Some studies suggest that recent common coronavirus (CCV) infections are associated with reduced COVID-19 severity upon SARS-CoV-2 infection. We completed serological assays using samples collected from health care workers to identify antibody types associated with SARS-CoV-2 protection and COVID-19 symptom duration. Rare SARS-CoV-2 cross-reactive antibodies elicited by past CCV infections were not associated with protection; however, the duration of symptoms following SARS-CoV-2 infections was significantly reduced in individuals with higher common betacoronavirus (βCoV) antibody titers. Since antibody titers decline over time after CCV infections, individuals in our cohort with higher βCoV antibody titers were more likely recently infected with common βCoVs compared with individuals with lower antibody titers. Therefore, our data suggest that recent βCoV infections potentially limit the duration of symptoms following SARS-CoV-2 infections through mechanisms that do not involve cross-reactive antibodies. Our data are consistent with the emerging hypothesis that cellular immune responses elicited by recent common βCoV infections transiently reduce symptom duration following SARS-CoV-2 infections.

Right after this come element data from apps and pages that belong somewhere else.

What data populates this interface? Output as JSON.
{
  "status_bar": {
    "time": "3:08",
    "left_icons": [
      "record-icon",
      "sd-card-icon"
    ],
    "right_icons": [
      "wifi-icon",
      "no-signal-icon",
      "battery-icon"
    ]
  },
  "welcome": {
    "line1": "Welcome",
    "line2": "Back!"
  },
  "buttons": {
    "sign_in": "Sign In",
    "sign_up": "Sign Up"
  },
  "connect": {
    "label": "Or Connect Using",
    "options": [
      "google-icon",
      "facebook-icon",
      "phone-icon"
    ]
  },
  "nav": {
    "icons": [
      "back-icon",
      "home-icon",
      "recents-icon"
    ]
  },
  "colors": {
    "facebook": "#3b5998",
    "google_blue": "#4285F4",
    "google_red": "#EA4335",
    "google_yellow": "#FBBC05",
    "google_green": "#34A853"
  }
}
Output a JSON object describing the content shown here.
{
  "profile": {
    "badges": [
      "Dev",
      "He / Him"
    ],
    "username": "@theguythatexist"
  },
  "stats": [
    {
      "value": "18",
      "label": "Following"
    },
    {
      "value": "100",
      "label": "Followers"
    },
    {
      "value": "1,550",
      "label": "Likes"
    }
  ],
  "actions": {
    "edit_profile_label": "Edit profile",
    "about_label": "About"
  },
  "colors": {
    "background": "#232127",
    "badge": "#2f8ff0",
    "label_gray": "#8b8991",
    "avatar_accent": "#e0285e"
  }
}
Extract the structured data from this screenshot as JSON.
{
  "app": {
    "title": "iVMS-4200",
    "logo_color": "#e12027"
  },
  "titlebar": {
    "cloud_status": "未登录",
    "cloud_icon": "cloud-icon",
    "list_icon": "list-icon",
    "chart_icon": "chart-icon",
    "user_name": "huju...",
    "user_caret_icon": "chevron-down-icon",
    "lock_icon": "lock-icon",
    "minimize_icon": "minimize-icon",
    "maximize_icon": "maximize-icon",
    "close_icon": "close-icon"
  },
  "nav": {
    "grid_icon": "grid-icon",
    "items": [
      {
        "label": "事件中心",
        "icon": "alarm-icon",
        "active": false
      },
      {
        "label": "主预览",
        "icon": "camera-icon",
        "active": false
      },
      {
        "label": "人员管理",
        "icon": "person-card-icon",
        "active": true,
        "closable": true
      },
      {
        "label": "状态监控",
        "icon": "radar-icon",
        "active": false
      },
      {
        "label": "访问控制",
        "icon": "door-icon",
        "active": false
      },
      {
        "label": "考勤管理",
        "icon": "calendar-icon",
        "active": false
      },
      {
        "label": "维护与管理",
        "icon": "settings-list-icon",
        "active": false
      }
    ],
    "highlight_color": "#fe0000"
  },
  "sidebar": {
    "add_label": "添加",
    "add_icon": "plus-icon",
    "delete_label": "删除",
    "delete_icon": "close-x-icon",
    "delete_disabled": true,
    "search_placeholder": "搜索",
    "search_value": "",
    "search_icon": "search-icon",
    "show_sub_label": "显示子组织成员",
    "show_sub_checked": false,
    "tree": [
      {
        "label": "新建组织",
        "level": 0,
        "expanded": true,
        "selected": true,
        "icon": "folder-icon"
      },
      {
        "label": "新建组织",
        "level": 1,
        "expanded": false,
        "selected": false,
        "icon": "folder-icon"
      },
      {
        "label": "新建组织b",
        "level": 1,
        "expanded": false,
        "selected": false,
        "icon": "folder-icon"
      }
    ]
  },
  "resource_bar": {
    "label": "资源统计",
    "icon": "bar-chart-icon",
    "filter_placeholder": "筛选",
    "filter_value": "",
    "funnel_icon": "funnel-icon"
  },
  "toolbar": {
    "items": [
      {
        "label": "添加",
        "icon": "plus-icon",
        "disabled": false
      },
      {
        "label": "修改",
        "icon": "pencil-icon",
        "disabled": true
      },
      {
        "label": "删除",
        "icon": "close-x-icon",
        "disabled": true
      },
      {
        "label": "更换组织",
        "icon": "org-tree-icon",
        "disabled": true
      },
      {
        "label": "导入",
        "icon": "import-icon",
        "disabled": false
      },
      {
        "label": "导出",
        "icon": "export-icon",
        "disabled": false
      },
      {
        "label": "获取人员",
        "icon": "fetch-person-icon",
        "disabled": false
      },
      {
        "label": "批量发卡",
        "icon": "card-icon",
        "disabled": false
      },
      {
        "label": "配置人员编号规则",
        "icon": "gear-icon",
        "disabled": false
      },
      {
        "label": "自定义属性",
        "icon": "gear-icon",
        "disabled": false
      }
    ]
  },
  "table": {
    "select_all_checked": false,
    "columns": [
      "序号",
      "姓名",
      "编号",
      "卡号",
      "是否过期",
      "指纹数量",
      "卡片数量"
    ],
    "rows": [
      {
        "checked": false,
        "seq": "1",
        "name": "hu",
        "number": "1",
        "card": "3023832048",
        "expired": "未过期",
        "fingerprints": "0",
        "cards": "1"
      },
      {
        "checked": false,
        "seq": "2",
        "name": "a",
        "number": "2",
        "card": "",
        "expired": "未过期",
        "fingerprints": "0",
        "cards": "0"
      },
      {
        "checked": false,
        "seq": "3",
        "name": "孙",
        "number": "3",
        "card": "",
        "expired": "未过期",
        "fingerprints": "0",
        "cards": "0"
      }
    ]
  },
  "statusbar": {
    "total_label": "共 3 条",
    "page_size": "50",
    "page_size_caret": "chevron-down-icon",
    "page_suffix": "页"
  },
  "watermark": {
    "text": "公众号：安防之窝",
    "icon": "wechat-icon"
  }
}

Sigrid Gouma, Madison E. Weirick, Marcus J. Bolton, Claudia P. Arevalo, Eileen C. Goodwin, Elizabeth M. Anderson, Christopher M. McAllister, Shannon R. Christensen, Debora Dunbar, Danielle Fiore, Amanda Brock, JoEllen Weaver, John Millar, Stephanie DerOhannessian, The UPenn COVID Processing Unit, Ian Frank, Daniel J. Rader, E. John Wherry, Scott E. Hensley